Norman Rockwell (1894 - 1978), "Freedom From Fear", 1943. Norman Rockwell Museum Collections
Norman Rockwell (1894-1978), "Freedom of Speech," 1943. Oil on canvas, 45 3/4" x 35 1/2". Story illustration for "The Saturday Evening Post," February 20, 1943. Norman Rockwell Museum Collections. ©SEPS: Curtis Publishing, Indianapolis, IN.
Freedom from Want—“Thoughts of Home.” Created with international postage stamps, the figure in this work by Tucson, Arizona artist Barbara Brandel reflects places near and far, and the universal desire for the promise of the Four Freedoms. Her piece comments upon what she terms the Four Necessities—the importance of having “enough to eat, a place to live, a means to earn a living, and a community of friends and family.”
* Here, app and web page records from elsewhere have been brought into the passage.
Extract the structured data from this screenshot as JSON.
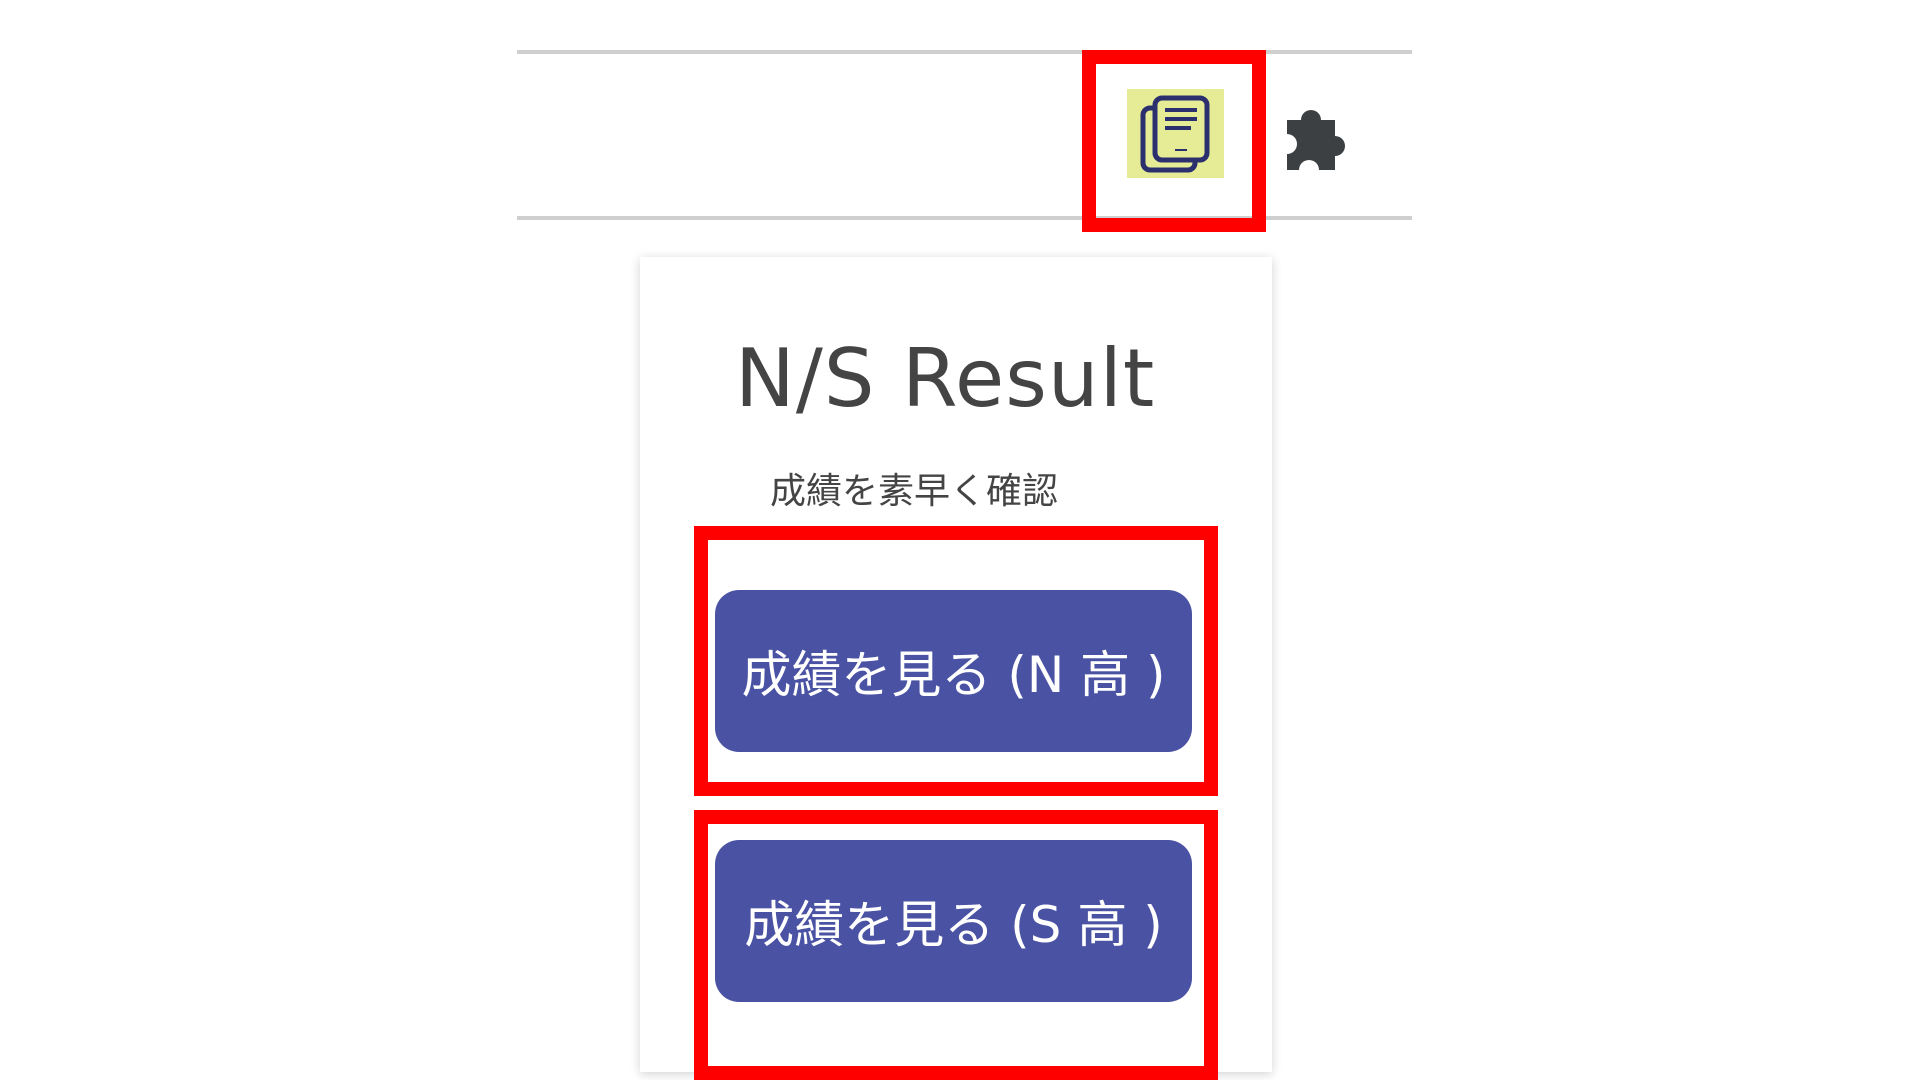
{
  "toolbar": {
    "extension_icon": "ns-result-extension-icon",
    "puzzle_icon": "extensions-puzzle-icon",
    "colors": {
      "extension_icon_bg": "#e6ec96",
      "extension_icon_fg": "#2b2f6e",
      "puzzle": "#3c4043"
    }
  },
  "popup": {
    "title": "N/S Result",
    "subtitle": "成績を素早く確認",
    "buttons": {
      "n_label": "成績を見る (N 高 )",
      "s_label": "成績を見る (S 高 )"
    },
    "colors": {
      "button_bg": "#4a52a3",
      "button_text": "#ffffff",
      "text": "#444444"
    }
  },
  "annotations": {
    "highlight_color": "#ff0000"
  }
}
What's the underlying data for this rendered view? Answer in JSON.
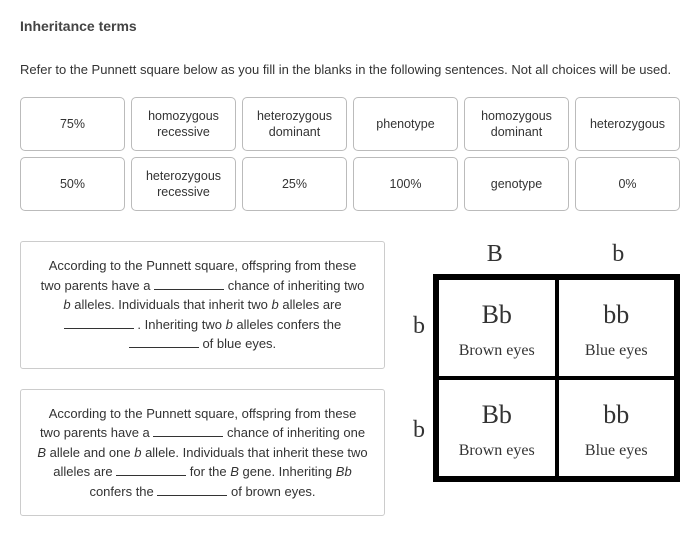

Freedom to Worship—“Freedom of Religion, Reimagined.” A photojournalist from New York City, Jane Feldman comments upon Freedom of Religion in this joyous photograph, which was taken in a garden following a Universal Worship Service originated by Sufi leader Inayat Kahn (1882-1927) to invoke the One Being through indigenous and major faith traditions.
Norman Rockwell (1894-1978), "Freedom of Worship," 1943. Oil on canvas, 46" x 35 1/2". Story illustration for "The Saturday Evening Post," February 27, 1943. Norman Rockwell Museum Collections. ©SEPS: Curtis Publishing, Indianapolis, IN.
Freedom from Fear—“Freedom from What?” Maurice ‘Pops’ Peterson's image is a digital photograph on canvas. Like Rockwell, Peterson enlisted neighbors and friends as models, and utilized the newspaper in the father’s hand to call attention to his theme. The headline refers to a July 2014 incident, when Eric Garner, an unarmed African American man, died while being held in a choke hold by police. Garner’s last words, “I can’t breathe,” were repeated several times and captured on video.